THE SYNAGOGUE in Žilina designed by prominent German architect Peter Behrens is being reconstructed and repurposed. The local Truc Sphérique civic association is turning it into an art gallery in a project that has already attracted attention from abroad.
“The synagogue by Peter Behrens might be for Slovakia a similar affair as the Villa Tugendhat in Brno is for us,” Iveta Černá, the head of the Villa Tugendhat, said at a specialised conference in Žilina in late October.
Truc Sphérique won a 30-year rental lease of the synagogue from its owner, the local Jewish community, for a symbolic sum with its €1 million project to turn the synagogue into a kind of art gallery commonly referred to as a kunsthalle. After the two-year reconstruction is completed, the synagogue will provide space for exhibitions, concerts and other cultural events.
“We are not returning this monument to its original state,” the architect Martin Jančok said earlier this year, as quoted by the SITA newswire. They are instead adapting the space to serve its new function. Truc Sphérique is cooperating with the regional monuments board in Žilina and other experts on the reconstruction.
So far they have removed all the elements that had been added to the building after it ceased being used as a synagogue. As a result it is again possible to see the 17-metre high dome.
The project has already received the 2013 Bauwelt Advancement Award. Representatives of Truc Sphérique will receive the award, along with €5,000, from German magazine Bauwelt at a ceremony in Munich on January 15, Marek Adamov, the initiator of the project to reconstruct the synagogue, told the TASR newswire.

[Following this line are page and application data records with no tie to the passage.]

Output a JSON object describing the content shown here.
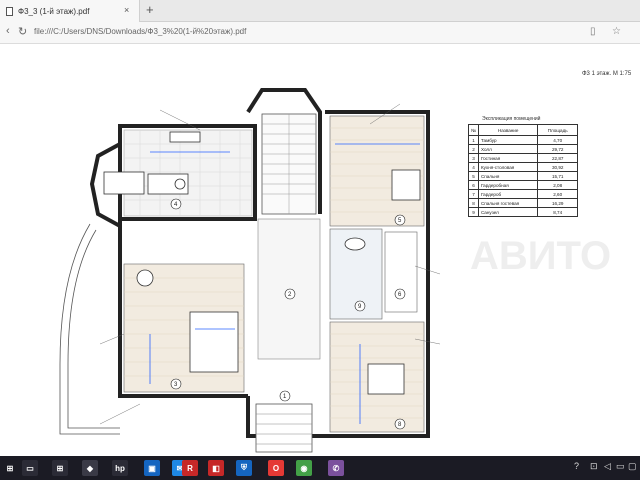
{
  "browser": {
    "tab_title": "Ф3_3 (1-й этаж).pdf",
    "tab_close": "×",
    "new_tab": "+",
    "back": "‹",
    "refresh": "↻",
    "url": "file:///C:/Users/DNS/Downloads/Ф3_3%20(1-й%20этаж).pdf",
    "reading_view": "▯",
    "favorite": "☆"
  },
  "sheet": {
    "label": "Ф3 1 этаж. М 1:75"
  },
  "explication": {
    "title": "Экспликация помещений",
    "headers": [
      "№",
      "Название",
      "Площадь"
    ],
    "rows": [
      [
        "1",
        "Тамбур",
        "4,70"
      ],
      [
        "2",
        "Холл",
        "29,72"
      ],
      [
        "3",
        "Гостиная",
        "22,87"
      ],
      [
        "4",
        "Кухня-столовая",
        "30,92"
      ],
      [
        "5",
        "Спальня",
        "15,71"
      ],
      [
        "6",
        "Гардеробная",
        "2,08"
      ],
      [
        "7",
        "Гардероб",
        "2,60"
      ],
      [
        "8",
        "Спальня гостевая",
        "16,29"
      ],
      [
        "9",
        "Санузел",
        "8,74"
      ]
    ]
  },
  "taskbar": {
    "apps": [
      {
        "name": "windows",
        "glyph": "⊞",
        "color": "#1b1b24"
      },
      {
        "name": "explorer",
        "glyph": "▭",
        "color": "#2b2b36"
      },
      {
        "name": "start-menu",
        "glyph": "⊞",
        "color": "#2b2b36"
      },
      {
        "name": "photos",
        "glyph": "◆",
        "color": "#3a3a46"
      },
      {
        "name": "hp",
        "glyph": "hp",
        "color": "#2b2b36"
      },
      {
        "name": "store",
        "glyph": "▣",
        "color": "#1565c0"
      },
      {
        "name": "mail",
        "glyph": "✉",
        "color": "#1e88e5"
      },
      {
        "name": "reader",
        "glyph": "R",
        "color": "#c62828"
      },
      {
        "name": "screen",
        "glyph": "◧",
        "color": "#c62828"
      },
      {
        "name": "security",
        "glyph": "⛨",
        "color": "#1565c0"
      },
      {
        "name": "opera",
        "glyph": "O",
        "color": "#e53935"
      },
      {
        "name": "chrome",
        "glyph": "◉",
        "color": "#43a047"
      },
      {
        "name": "viber",
        "glyph": "✆",
        "color": "#7b519d"
      }
    ],
    "tray": {
      "help": "?",
      "network": "⊡",
      "volume": "◁",
      "input": "▭",
      "chat": "▢"
    }
  }
}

“It is a surprise and an honour mostly for our colleagues – the architect Martin Jančok, all the designers, Magda Kvasnicová, Peter Szalay, Ivan Pilný and Ján Hromada, who have been working for months on research of the monument,” said Adamov, adding that the project was the result of their teamwork.
Completed in 1931, the Neolog synagogue in the historical centre of Žilina is one of the most important buildings in Slovakia to have been built in the modern style. It stands on the spot of the town’s original synagogue, built in 1881. It is the only work in Slovakia designed by architect Peter Behrens, some of whose students, like Le Corbusier, Walter Gropius and Ludwig Mies van der Rohe, became famous architects in their own right. It served the local Jewish community for less than two decades, after which it housed a university, a concert and theatre hall and a cinema. Since 1963 it has been a national cultural monument and there are indications that it might be added to the UNESCO heritage list.
26. Nov 2012 at 0:00 | Compiled by Spectator staff